Yet there’s hope. Herritt has a refreshing restraint that comes out in, for instance, that egg appetizer, served as a trio with a lovely poached egg on toast beneath a thinner-than-usual hollandaise, a bland but fine deviled egg, and soft–scrambled eggs with three kinds of caviar. Though the eggs were cool by the time they arrived, all had a beautiful and just-right texture that’s not easy to achieve. Herritt’s reimagined clam chowder ($14), already a signature dish, is a shallow pool of simple reduced-cream broth base below hand-cut carrots and potatoes, big squares of braised Vermont pork belly, and a few meaty littlenecks steamed to order. It was so good I wished for more of the broth, and it’s an example of where Herritt, reaching for elegance, succeeds.
Entrées could all use editing. The best so far are sweet Nantucket Bay scallops poached in an artichoke and leek broth, alongside seared diver scallops with slightly salty uni butter ($34)—as with the egg appetizer and the chowder, the flavor of the principal ingredient comes first. A black truffle–stuffed leg of rabbit beside a prosciutto-wrapped loin ($34) is a bit precious, with the leg placed vertically like a cancan dancer’s, but has nicely flavored if slightly underdone meat.
No other main I tried warranted the price. Wolf Neck Farms tenderloin and braised short rib with sauce Diane ($42) and rack and braised shoulder of lamb ($42) are tender but so mild in flavor you can hardly tell them apart. Veal chop Milanese ($44) has too much breading and too little flavor, as does the overly rich risotto beside it, but at least the plate has some green asparagus, topped with a poached egg. The potpie ($29) keeps to local and in-season (unlike the asparagus) vegetables, including Macomber turnips and parsnips, but is almost completely unseasoned, with an underbaked round of puff pastry and not-very-truffley black truffle butter.
Have you noticed a white theme? (I know you’ve noticed the prices, unsustainable in this economy.) Aside from an arresting beet starter ($13), with borscht and a napoleon of thin-sliced beets and goat cheese, and salad with greens and heirloom tomatoes ($14) from Eva’s Garden in Dartmouth, nearly everything is white or light brown. Even the (three-part) desserts are monochromatic. The chocolate option ($10) has the most color, even if it’s brown, with a particularly good flourless cake made with superior Callebaut baking chocolate. The vanilla-themed plate ($10) comes with a curdy crème brûlée, tiramisu parfait, and dull vanilla cupcake with mascarpone frosting.
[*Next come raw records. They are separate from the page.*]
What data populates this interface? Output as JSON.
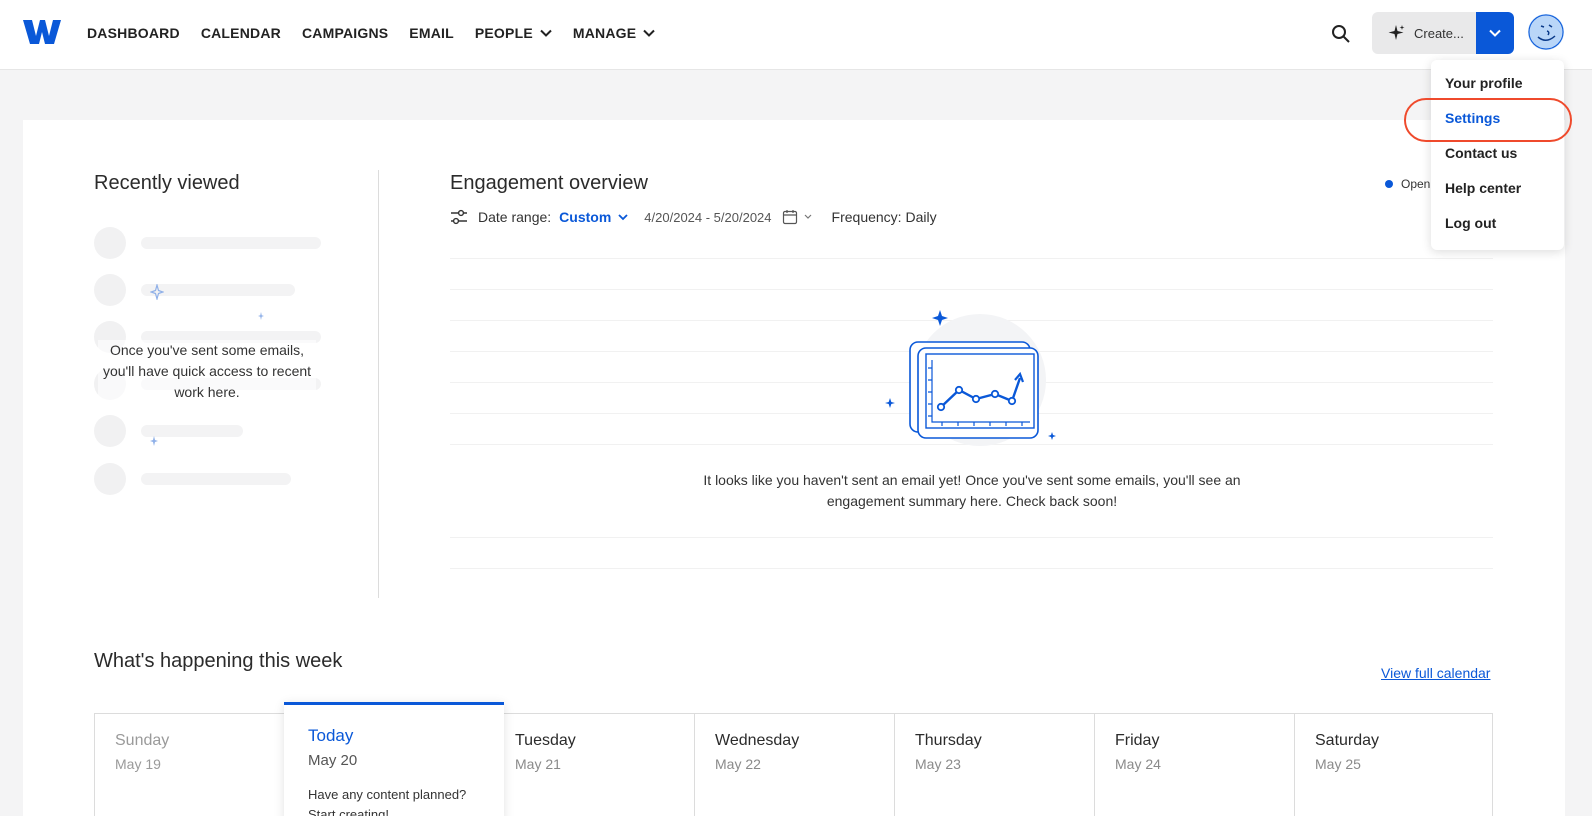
{
  "nav": {
    "items": [
      {
        "label": "DASHBOARD",
        "dropdown": false
      },
      {
        "label": "CALENDAR",
        "dropdown": false
      },
      {
        "label": "CAMPAIGNS",
        "dropdown": false
      },
      {
        "label": "EMAIL",
        "dropdown": false
      },
      {
        "label": "PEOPLE",
        "dropdown": true
      },
      {
        "label": "MANAGE",
        "dropdown": true
      }
    ],
    "create_label": "Create...",
    "brand_color": "#0a58d8"
  },
  "profile_menu": {
    "items": [
      "Your profile",
      "Settings",
      "Contact us",
      "Help center",
      "Log out"
    ],
    "highlighted": "Settings"
  },
  "recent": {
    "title": "Recently viewed",
    "message": "Once you've sent some emails, you'll have quick access to recent work here."
  },
  "engagement": {
    "title": "Engagement overview",
    "date_range_label": "Date range:",
    "date_range_value": "Custom",
    "dates": "4/20/2024 - 5/20/2024",
    "frequency": "Frequency: Daily",
    "legend_open": "Open",
    "empty_message": "It looks like you haven't sent an email yet! Once you've sent some emails, you'll see an engagement summary here. Check back soon!"
  },
  "week": {
    "title": "What's happening this week",
    "full_calendar_link": "View full calendar",
    "today": {
      "name": "Today",
      "date": "May 20",
      "prompt": "Have any content planned? Start creating!"
    },
    "days": [
      {
        "name": "Sunday",
        "date": "May 19"
      },
      {
        "name": "Tuesday",
        "date": "May 21"
      },
      {
        "name": "Wednesday",
        "date": "May 22"
      },
      {
        "name": "Thursday",
        "date": "May 23"
      },
      {
        "name": "Friday",
        "date": "May 24"
      },
      {
        "name": "Saturday",
        "date": "May 25"
      }
    ]
  }
}
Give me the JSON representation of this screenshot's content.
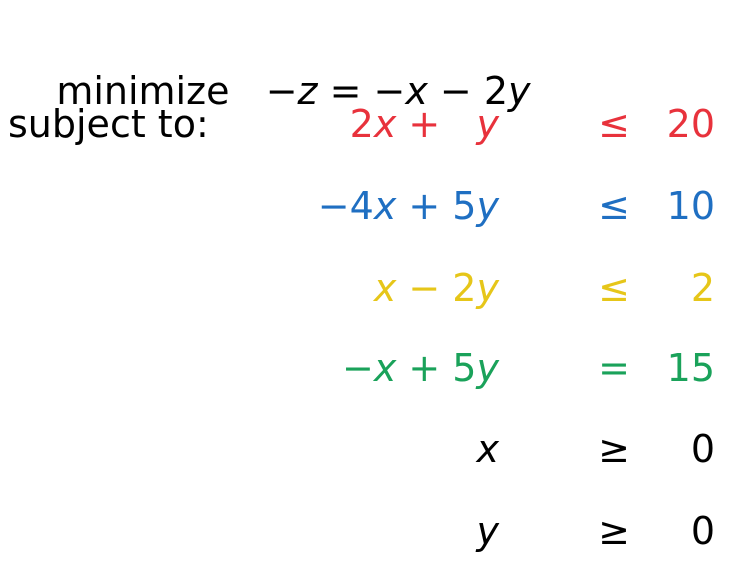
{
  "objective": {
    "keyword": "minimize",
    "neg1": "−",
    "z": "z",
    "eq": " = ",
    "neg2": "−",
    "x": "x",
    "minus": " − ",
    "coef": "2",
    "y": "y"
  },
  "subject_to": "subject to:",
  "constraints": [
    {
      "color": "#e8323c",
      "lhs": [
        {
          "t": "2",
          "i": false
        },
        {
          "t": "x",
          "i": true
        },
        {
          "t": " + ",
          "i": false
        },
        {
          "t": "  ",
          "i": false
        },
        {
          "t": "y",
          "i": true
        }
      ],
      "rel": "≤",
      "rhs": "20"
    },
    {
      "color": "#1f6fc2",
      "lhs": [
        {
          "t": "−4",
          "i": false
        },
        {
          "t": "x",
          "i": true
        },
        {
          "t": " + 5",
          "i": false
        },
        {
          "t": "y",
          "i": true
        }
      ],
      "rel": "≤",
      "rhs": "10"
    },
    {
      "color": "#e6c619",
      "lhs": [
        {
          "t": "x",
          "i": true
        },
        {
          "t": " − 2",
          "i": false
        },
        {
          "t": "y",
          "i": true
        }
      ],
      "rel": "≤",
      "rhs": "2"
    },
    {
      "color": "#1aa25a",
      "lhs": [
        {
          "t": "−",
          "i": false
        },
        {
          "t": "x",
          "i": true
        },
        {
          "t": " + 5",
          "i": false
        },
        {
          "t": "y",
          "i": true
        }
      ],
      "rel": "=",
      "rhs": "15"
    },
    {
      "color": "#000000",
      "lhs": [
        {
          "t": "x",
          "i": true
        }
      ],
      "rel": "≥",
      "rhs": "0"
    },
    {
      "color": "#000000",
      "lhs": [
        {
          "t": "y",
          "i": true
        }
      ],
      "rel": "≥",
      "rhs": "0"
    }
  ]
}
The trio of house-made ice creams in vanilla, ginger, mint, or lavender ($9) is well executed, but picture it: three little white scoops in three little white cups on a big white plate.
If Herritt can keep the restraint, double the color, and roughly halve the prices, he’ll keep the upstairs dining room as lively and happy as the downstairs—and give a grand old landmark the new life it deserves.
The Marliave, 10 Bosworth St. Boston, 617-422-0004 marliave.com.
Appetizers: Poached egg on toast, deviled egg, and soft-scrambled eggs with three kinds of caviar ($30); clam chowder ($14)
Entrées: Nantucket Bay and diver scallops in an artichoke and leek broth ($34); black truffle–stuffed leg of rabbit with prosciutto-wrapped loin ($34)
Desserts: Flourless cake (part of a three-part chocolate plate for $10); trio of house-made ice creams in mint, vanilla, ginger, or lavender ($9)
Critic Corby Kummer—editor at The Atlantic and author of The Pleasures of Slow Food and The Joy of Coffee—has been scrutinizing the city’s leading restaurants in our pages since 1997.